• Website and app data records:
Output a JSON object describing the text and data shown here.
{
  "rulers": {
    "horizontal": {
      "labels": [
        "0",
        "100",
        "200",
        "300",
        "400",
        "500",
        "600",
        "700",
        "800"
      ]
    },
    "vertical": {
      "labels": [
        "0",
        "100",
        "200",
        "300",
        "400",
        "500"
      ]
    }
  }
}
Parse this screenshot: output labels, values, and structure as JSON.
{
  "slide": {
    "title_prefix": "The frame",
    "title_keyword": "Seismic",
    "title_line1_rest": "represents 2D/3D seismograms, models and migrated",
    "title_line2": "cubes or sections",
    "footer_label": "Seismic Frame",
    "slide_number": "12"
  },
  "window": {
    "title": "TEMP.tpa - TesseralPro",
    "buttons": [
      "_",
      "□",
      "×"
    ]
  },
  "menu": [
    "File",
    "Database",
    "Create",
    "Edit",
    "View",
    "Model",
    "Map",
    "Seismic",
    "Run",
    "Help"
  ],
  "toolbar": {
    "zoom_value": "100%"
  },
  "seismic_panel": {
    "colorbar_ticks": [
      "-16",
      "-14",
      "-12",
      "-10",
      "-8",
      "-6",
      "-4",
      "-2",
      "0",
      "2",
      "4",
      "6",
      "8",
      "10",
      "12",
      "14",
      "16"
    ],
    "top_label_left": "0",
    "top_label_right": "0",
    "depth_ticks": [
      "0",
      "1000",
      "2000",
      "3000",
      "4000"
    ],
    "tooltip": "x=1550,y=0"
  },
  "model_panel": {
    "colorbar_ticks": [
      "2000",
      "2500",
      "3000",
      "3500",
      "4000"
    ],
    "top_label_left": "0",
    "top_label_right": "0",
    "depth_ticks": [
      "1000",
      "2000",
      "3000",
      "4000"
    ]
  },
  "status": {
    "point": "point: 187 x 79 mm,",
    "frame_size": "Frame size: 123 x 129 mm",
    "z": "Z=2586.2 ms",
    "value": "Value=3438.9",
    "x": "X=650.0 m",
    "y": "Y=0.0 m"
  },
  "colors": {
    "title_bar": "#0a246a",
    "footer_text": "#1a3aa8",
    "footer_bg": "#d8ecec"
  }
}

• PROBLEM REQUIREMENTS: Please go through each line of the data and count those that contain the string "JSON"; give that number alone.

• WRITTEN REPLY: 2